- with a finished basement, it offerred 1800 sf of living space
Here's a look at the floor plans for each level of the house with the existing 'Before' plan on the left and the proposed 'After' plan on the right.
BEFORE: The basement was finished but as you can see from the pictures above it was in rough shape. There were 3 distinct areas, you can see on the plan all the way up to the powder room there was a clear ceiling height of 8', which was amazing, but the washroom and laundry room only had 6' high ceilings. Beyond that was crawl space only. There was also an oddly large closet at the bottom of the stairs complete with a light and baseboard heater.
AFTER: I moved the washroom to where the large closet was (which I felt had been intended for a washroom originally). Now we had a full size powder room with 8' ceiling. The bottom of the stairs would become a mud-room area with a bench and coat hooks (as there was no coat closet on the main level) and the powder room would service guests on the main level when entertaining. I relocated existing leaded glass french doors from the old kitchen and installed them between the landing and the main area of the basement. It added lots of character and made the space seem larger, grander. This could serve as an office, a guest room or tv room with the ability to close-off the room if needed for privacy or noise control. The laundry area was now spacious and I felt that a 6' ceiling height was still workable as many laundry rooms had low ceilings and were in unfinished dingy space - this would be a clean bright fully finished space with a long counter.
The Main Floor
BEFORE: A half wall in the entry way, a delapitated kitchen with a set of doors between the kitchen and family room. The kitchen was interesting because it was elevated, however, the traffice flow also went directly down the middle of the kitchen and there was a wall of baseboard heater on one side.
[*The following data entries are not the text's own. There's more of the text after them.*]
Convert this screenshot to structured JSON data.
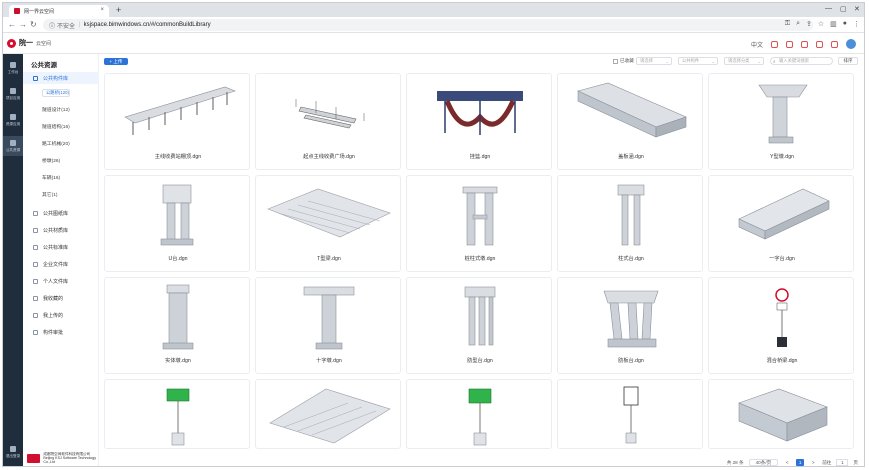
{
  "browser": {
    "tab_title": "网一界云空间",
    "url_security": "不安全",
    "url": "ksjspace.bimwindows.cn/#/commonBuildLibrary"
  },
  "app": {
    "brand": "院一",
    "brand_sub": "云空间",
    "lang": "中文"
  },
  "rail": [
    "工作台",
    "项目应用",
    "资源应用",
    "公共资源",
    "退出登录"
  ],
  "sidebar": {
    "title": "公共资源",
    "group": "公共构件库",
    "subs": [
      "公路桥(120)",
      "隧道设计(12)",
      "隧道结构(16)",
      "路工机械(20)",
      "桥墩(26)",
      "车辆(16)",
      "其它(1)"
    ],
    "items": [
      "公共图纸库",
      "公共材质库",
      "公共标准库",
      "企业文件库",
      "个人文件库",
      "我收藏的",
      "我上传的",
      "构件审批"
    ],
    "company": "成都院空间软件科技有限公司",
    "company_en": "Beijing KSJ Software Technology Co.,Ltd"
  },
  "toolbar": {
    "upload": "+ 上传",
    "favorited": "已收藏",
    "filter1": "请选择",
    "filter2": "公共构件",
    "filter3": "请选择分类",
    "search_placeholder": "输入关键词搜索",
    "sort": "排序"
  },
  "cards": [
    "主线收费站棚顶.dgn",
    "起点主线收费广场.dgn",
    "挂篮.dgn",
    "盖板涵.dgn",
    "Y型墩.dgn",
    "U台.dgn",
    "T型梁.dgn",
    "桩柱式墩.dgn",
    "柱式台.dgn",
    "一字台.dgn",
    "实体墩.dgn",
    "十字墩.dgn",
    "肋型台.dgn",
    "肋板台.dgn",
    "混合桥梁.dgn"
  ],
  "pager": {
    "total": "共 28 条",
    "size": "40条/页",
    "prev": "<",
    "page": "1",
    "next": ">",
    "goto": "前往",
    "goto_val": "1",
    "unit": "页"
  }
}
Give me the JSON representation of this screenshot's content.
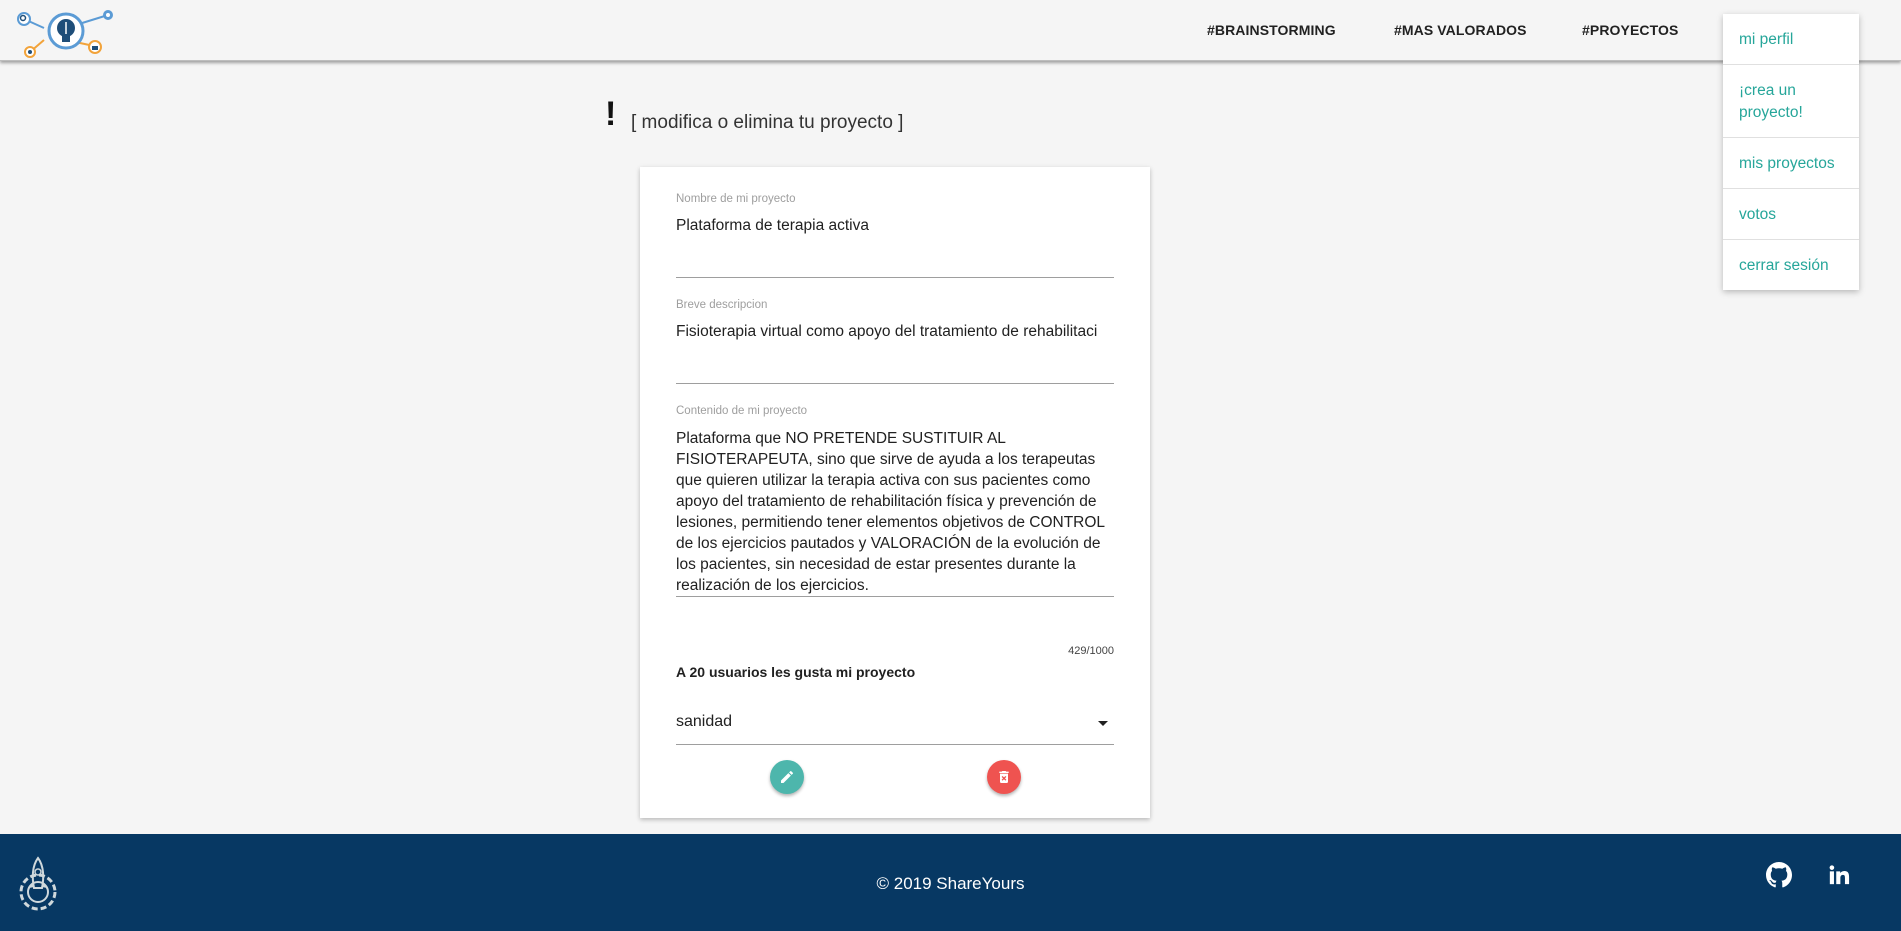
{
  "nav": {
    "links": [
      "#BRAINSTORMING",
      "#MAS VALORADOS",
      "#PROYECTOS"
    ]
  },
  "dropdown": {
    "items": [
      "mi perfil",
      "¡crea un proyecto!",
      "mis proyectos",
      "votos",
      "cerrar sesión"
    ]
  },
  "page": {
    "icon": "!",
    "heading": "[ modifica o elimina tu proyecto ]"
  },
  "form": {
    "name_label": "Nombre de mi proyecto",
    "name_value": "Plataforma de terapia activa",
    "desc_label": "Breve descripcion",
    "desc_value": "Fisioterapia virtual como apoyo del tratamiento de rehabilitaci",
    "content_label": "Contenido de mi proyecto",
    "content_value": "Plataforma que NO PRETENDE SUSTITUIR AL FISIOTERAPEUTA, sino que sirve de ayuda a los terapeutas que quieren utilizar la terapia activa con sus pacientes como apoyo del tratamiento de rehabilitación física y prevención de lesiones, permitiendo tener elementos objetivos de CONTROL de los ejercicios pautados y VALORACIÓN de la evolución de los pacientes, sin necesidad de estar presentes durante la realización de los ejercicios.",
    "counter": "429/1000",
    "likes": "A 20 usuarios les gusta mi proyecto",
    "category": "sanidad"
  },
  "footer": {
    "copyright": "© 2019 ShareYours"
  },
  "colors": {
    "accent": "#26a69a",
    "edit": "#4db6ac",
    "delete": "#ef5350",
    "footer": "#073863"
  },
  "icons": [
    "logo-icon",
    "edit-icon",
    "delete-icon",
    "rocket-gear-icon",
    "github-icon",
    "linkedin-icon"
  ]
}
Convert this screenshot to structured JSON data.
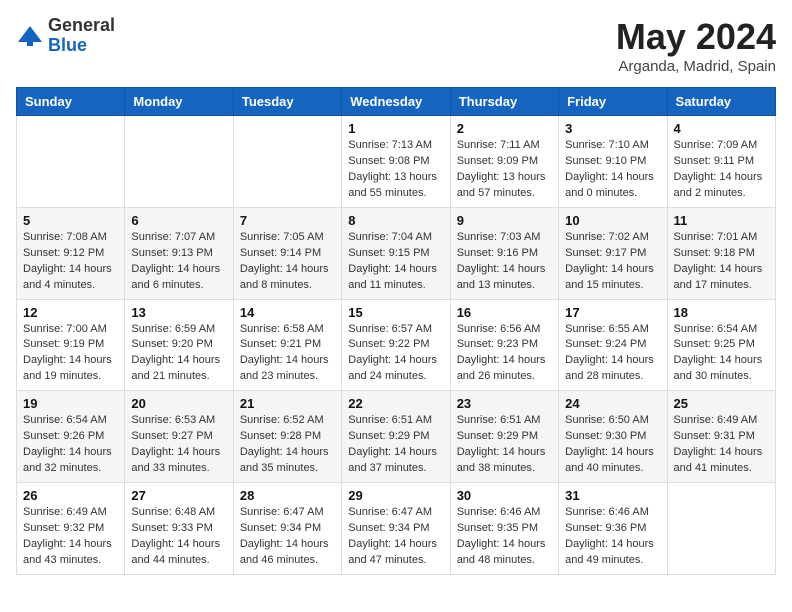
{
  "header": {
    "logo_general": "General",
    "logo_blue": "Blue",
    "title": "May 2024",
    "location": "Arganda, Madrid, Spain"
  },
  "weekdays": [
    "Sunday",
    "Monday",
    "Tuesday",
    "Wednesday",
    "Thursday",
    "Friday",
    "Saturday"
  ],
  "weeks": [
    [
      {
        "day": "",
        "info": []
      },
      {
        "day": "",
        "info": []
      },
      {
        "day": "",
        "info": []
      },
      {
        "day": "1",
        "info": [
          "Sunrise: 7:13 AM",
          "Sunset: 9:08 PM",
          "Daylight: 13 hours",
          "and 55 minutes."
        ]
      },
      {
        "day": "2",
        "info": [
          "Sunrise: 7:11 AM",
          "Sunset: 9:09 PM",
          "Daylight: 13 hours",
          "and 57 minutes."
        ]
      },
      {
        "day": "3",
        "info": [
          "Sunrise: 7:10 AM",
          "Sunset: 9:10 PM",
          "Daylight: 14 hours",
          "and 0 minutes."
        ]
      },
      {
        "day": "4",
        "info": [
          "Sunrise: 7:09 AM",
          "Sunset: 9:11 PM",
          "Daylight: 14 hours",
          "and 2 minutes."
        ]
      }
    ],
    [
      {
        "day": "5",
        "info": [
          "Sunrise: 7:08 AM",
          "Sunset: 9:12 PM",
          "Daylight: 14 hours",
          "and 4 minutes."
        ]
      },
      {
        "day": "6",
        "info": [
          "Sunrise: 7:07 AM",
          "Sunset: 9:13 PM",
          "Daylight: 14 hours",
          "and 6 minutes."
        ]
      },
      {
        "day": "7",
        "info": [
          "Sunrise: 7:05 AM",
          "Sunset: 9:14 PM",
          "Daylight: 14 hours",
          "and 8 minutes."
        ]
      },
      {
        "day": "8",
        "info": [
          "Sunrise: 7:04 AM",
          "Sunset: 9:15 PM",
          "Daylight: 14 hours",
          "and 11 minutes."
        ]
      },
      {
        "day": "9",
        "info": [
          "Sunrise: 7:03 AM",
          "Sunset: 9:16 PM",
          "Daylight: 14 hours",
          "and 13 minutes."
        ]
      },
      {
        "day": "10",
        "info": [
          "Sunrise: 7:02 AM",
          "Sunset: 9:17 PM",
          "Daylight: 14 hours",
          "and 15 minutes."
        ]
      },
      {
        "day": "11",
        "info": [
          "Sunrise: 7:01 AM",
          "Sunset: 9:18 PM",
          "Daylight: 14 hours",
          "and 17 minutes."
        ]
      }
    ],
    [
      {
        "day": "12",
        "info": [
          "Sunrise: 7:00 AM",
          "Sunset: 9:19 PM",
          "Daylight: 14 hours",
          "and 19 minutes."
        ]
      },
      {
        "day": "13",
        "info": [
          "Sunrise: 6:59 AM",
          "Sunset: 9:20 PM",
          "Daylight: 14 hours",
          "and 21 minutes."
        ]
      },
      {
        "day": "14",
        "info": [
          "Sunrise: 6:58 AM",
          "Sunset: 9:21 PM",
          "Daylight: 14 hours",
          "and 23 minutes."
        ]
      },
      {
        "day": "15",
        "info": [
          "Sunrise: 6:57 AM",
          "Sunset: 9:22 PM",
          "Daylight: 14 hours",
          "and 24 minutes."
        ]
      },
      {
        "day": "16",
        "info": [
          "Sunrise: 6:56 AM",
          "Sunset: 9:23 PM",
          "Daylight: 14 hours",
          "and 26 minutes."
        ]
      },
      {
        "day": "17",
        "info": [
          "Sunrise: 6:55 AM",
          "Sunset: 9:24 PM",
          "Daylight: 14 hours",
          "and 28 minutes."
        ]
      },
      {
        "day": "18",
        "info": [
          "Sunrise: 6:54 AM",
          "Sunset: 9:25 PM",
          "Daylight: 14 hours",
          "and 30 minutes."
        ]
      }
    ],
    [
      {
        "day": "19",
        "info": [
          "Sunrise: 6:54 AM",
          "Sunset: 9:26 PM",
          "Daylight: 14 hours",
          "and 32 minutes."
        ]
      },
      {
        "day": "20",
        "info": [
          "Sunrise: 6:53 AM",
          "Sunset: 9:27 PM",
          "Daylight: 14 hours",
          "and 33 minutes."
        ]
      },
      {
        "day": "21",
        "info": [
          "Sunrise: 6:52 AM",
          "Sunset: 9:28 PM",
          "Daylight: 14 hours",
          "and 35 minutes."
        ]
      },
      {
        "day": "22",
        "info": [
          "Sunrise: 6:51 AM",
          "Sunset: 9:29 PM",
          "Daylight: 14 hours",
          "and 37 minutes."
        ]
      },
      {
        "day": "23",
        "info": [
          "Sunrise: 6:51 AM",
          "Sunset: 9:29 PM",
          "Daylight: 14 hours",
          "and 38 minutes."
        ]
      },
      {
        "day": "24",
        "info": [
          "Sunrise: 6:50 AM",
          "Sunset: 9:30 PM",
          "Daylight: 14 hours",
          "and 40 minutes."
        ]
      },
      {
        "day": "25",
        "info": [
          "Sunrise: 6:49 AM",
          "Sunset: 9:31 PM",
          "Daylight: 14 hours",
          "and 41 minutes."
        ]
      }
    ],
    [
      {
        "day": "26",
        "info": [
          "Sunrise: 6:49 AM",
          "Sunset: 9:32 PM",
          "Daylight: 14 hours",
          "and 43 minutes."
        ]
      },
      {
        "day": "27",
        "info": [
          "Sunrise: 6:48 AM",
          "Sunset: 9:33 PM",
          "Daylight: 14 hours",
          "and 44 minutes."
        ]
      },
      {
        "day": "28",
        "info": [
          "Sunrise: 6:47 AM",
          "Sunset: 9:34 PM",
          "Daylight: 14 hours",
          "and 46 minutes."
        ]
      },
      {
        "day": "29",
        "info": [
          "Sunrise: 6:47 AM",
          "Sunset: 9:34 PM",
          "Daylight: 14 hours",
          "and 47 minutes."
        ]
      },
      {
        "day": "30",
        "info": [
          "Sunrise: 6:46 AM",
          "Sunset: 9:35 PM",
          "Daylight: 14 hours",
          "and 48 minutes."
        ]
      },
      {
        "day": "31",
        "info": [
          "Sunrise: 6:46 AM",
          "Sunset: 9:36 PM",
          "Daylight: 14 hours",
          "and 49 minutes."
        ]
      },
      {
        "day": "",
        "info": []
      }
    ]
  ]
}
There was a beautiful view through to the backyard where there was another huge old tree.
AFTER: We decided not to get into any structural changes and left the walls between the existing kitchen and family room. The new kitchen layout was designed to gain maximum storage by installing an entire wall of pantry units with toe kick heater underneath. Also part of the plan for the kitchen was a freestanding island, not shown in these plans. New single pane french doors were added that enhanced the view to the backyard. A full height wall with a niche was added in the entry way, giving more privacy and weather shield when the doors were open - I considered enclosing it by building a vestibule with a second door but it would have required relocating and adding a light, a switch and a baseboard heater. I opted not to do this at the time but built the wall to a dimension that could accommodate a second interior entry door in the future (it was actually a bit longer than shown on the plan above).
The Second Floor
BEFORE: The layout was interesting as there were two levels and 2 washrooms which is rare in a house of this size in the city and the bedrooms were all good size. Ensuite washrooms are always highly desirable and considered a premium feature. Two skylights brought in lots of natural light but the tiny size of the ensuite bathroom and tiny closets were the weak points.
AFTER: I reconfigured the ensuite bathroom in the back bedroom by essentially just mirroring the layout of the main bathroom but with a walk-in shower instead of a tub/shower, and relocating the closet (also larger) to the inside of the bedroom. I made sure this back bedroom still accommodated a queen size bed, two night tables and a dresser which it did very comfortably. I decided to double the size of the front bedroom closet by eliminating the tiny closet in the middle bedroom. I envisioned the middle bedroom being used as a nursery or home office and concluded that a wardrobe unit or armoire and chest of drawers would provide adequate storage in lieu of the old closet. Now the front bedroom had a closet more suited to the generous room proportions.
Stay tuned for Part 2 on this Victorian Row House Reno, I’ll take you thru the reno budget,,the strategy, and post lots more after pictures with an overview of each room, the design process and some of the cost saving details and products that were used. Below is a sneak peek of the finished house....